For the string "dans", report how many lines in the records below contain it, and nothing more.

### Excerpts from an interface dataset
************

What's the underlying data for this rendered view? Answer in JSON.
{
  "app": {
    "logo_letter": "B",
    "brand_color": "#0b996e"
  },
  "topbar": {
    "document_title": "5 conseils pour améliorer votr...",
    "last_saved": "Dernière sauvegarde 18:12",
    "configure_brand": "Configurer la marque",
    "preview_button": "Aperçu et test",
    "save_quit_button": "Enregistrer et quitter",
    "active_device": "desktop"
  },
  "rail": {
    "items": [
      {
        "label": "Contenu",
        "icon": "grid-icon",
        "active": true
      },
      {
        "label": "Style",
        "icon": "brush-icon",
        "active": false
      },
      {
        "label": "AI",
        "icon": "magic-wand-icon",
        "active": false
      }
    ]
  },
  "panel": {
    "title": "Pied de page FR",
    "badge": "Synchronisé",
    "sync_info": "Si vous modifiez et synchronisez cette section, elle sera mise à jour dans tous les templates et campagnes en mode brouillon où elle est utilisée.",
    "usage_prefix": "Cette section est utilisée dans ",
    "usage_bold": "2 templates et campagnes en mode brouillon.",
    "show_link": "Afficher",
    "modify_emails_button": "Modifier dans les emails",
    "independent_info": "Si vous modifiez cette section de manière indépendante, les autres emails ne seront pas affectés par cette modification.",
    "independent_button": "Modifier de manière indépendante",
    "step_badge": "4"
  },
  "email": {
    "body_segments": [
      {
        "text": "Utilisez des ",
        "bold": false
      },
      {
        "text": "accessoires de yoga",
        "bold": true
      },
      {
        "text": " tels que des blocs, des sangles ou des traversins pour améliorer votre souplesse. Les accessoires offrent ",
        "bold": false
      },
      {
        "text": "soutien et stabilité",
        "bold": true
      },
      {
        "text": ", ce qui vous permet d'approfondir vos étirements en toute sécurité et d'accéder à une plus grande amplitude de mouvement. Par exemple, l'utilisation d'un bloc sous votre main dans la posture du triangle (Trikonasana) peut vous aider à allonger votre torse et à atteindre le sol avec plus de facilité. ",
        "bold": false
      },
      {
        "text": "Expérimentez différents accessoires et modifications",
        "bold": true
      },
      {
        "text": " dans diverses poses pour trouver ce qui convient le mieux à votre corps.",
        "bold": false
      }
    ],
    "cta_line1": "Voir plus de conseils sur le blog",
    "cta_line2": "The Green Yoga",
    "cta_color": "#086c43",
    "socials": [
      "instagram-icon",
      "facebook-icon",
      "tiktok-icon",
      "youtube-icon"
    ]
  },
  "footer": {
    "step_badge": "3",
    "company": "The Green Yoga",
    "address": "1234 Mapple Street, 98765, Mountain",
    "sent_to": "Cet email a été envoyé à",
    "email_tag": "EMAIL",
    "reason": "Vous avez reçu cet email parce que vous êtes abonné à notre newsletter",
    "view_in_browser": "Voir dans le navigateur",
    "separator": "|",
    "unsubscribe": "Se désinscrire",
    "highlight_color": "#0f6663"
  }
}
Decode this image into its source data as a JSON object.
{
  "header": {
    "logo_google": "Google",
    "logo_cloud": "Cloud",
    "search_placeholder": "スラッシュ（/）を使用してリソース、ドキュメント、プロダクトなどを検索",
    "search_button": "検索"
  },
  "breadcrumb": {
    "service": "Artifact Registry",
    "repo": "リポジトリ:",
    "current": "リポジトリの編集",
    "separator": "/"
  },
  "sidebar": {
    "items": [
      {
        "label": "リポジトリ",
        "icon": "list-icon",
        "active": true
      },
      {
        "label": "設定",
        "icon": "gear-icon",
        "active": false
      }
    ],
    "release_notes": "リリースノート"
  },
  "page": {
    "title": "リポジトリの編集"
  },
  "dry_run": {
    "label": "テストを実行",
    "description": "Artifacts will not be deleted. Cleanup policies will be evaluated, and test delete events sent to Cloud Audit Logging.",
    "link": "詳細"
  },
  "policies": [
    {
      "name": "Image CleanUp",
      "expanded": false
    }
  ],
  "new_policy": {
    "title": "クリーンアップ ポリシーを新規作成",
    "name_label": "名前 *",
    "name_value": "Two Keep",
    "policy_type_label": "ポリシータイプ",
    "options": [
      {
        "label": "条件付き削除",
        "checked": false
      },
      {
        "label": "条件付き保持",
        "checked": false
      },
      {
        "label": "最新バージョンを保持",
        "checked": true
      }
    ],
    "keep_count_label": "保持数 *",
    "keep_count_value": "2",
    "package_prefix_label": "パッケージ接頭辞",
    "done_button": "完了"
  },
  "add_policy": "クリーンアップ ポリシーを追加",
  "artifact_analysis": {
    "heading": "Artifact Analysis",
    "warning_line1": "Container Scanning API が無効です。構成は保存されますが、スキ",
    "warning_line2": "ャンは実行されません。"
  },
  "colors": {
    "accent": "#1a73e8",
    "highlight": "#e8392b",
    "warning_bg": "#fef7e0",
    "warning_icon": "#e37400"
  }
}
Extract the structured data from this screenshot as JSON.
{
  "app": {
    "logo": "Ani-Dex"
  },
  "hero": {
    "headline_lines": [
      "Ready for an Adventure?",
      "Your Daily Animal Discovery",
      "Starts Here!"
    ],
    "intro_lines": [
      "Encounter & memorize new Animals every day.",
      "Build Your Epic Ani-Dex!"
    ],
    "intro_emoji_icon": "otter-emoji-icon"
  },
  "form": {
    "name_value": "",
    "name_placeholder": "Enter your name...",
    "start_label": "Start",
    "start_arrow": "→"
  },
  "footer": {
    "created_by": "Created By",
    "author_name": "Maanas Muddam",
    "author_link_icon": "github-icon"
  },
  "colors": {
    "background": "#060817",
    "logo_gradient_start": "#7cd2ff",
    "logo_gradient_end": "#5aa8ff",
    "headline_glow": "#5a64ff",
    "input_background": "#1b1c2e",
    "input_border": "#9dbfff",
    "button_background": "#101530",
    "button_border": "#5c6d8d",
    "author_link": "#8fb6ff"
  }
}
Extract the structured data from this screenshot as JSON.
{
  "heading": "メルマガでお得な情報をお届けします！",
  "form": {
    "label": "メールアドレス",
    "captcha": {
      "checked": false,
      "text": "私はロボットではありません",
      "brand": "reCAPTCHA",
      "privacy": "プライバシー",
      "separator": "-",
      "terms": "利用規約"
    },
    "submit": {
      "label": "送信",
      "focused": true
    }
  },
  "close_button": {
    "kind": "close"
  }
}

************

### Problem solution
6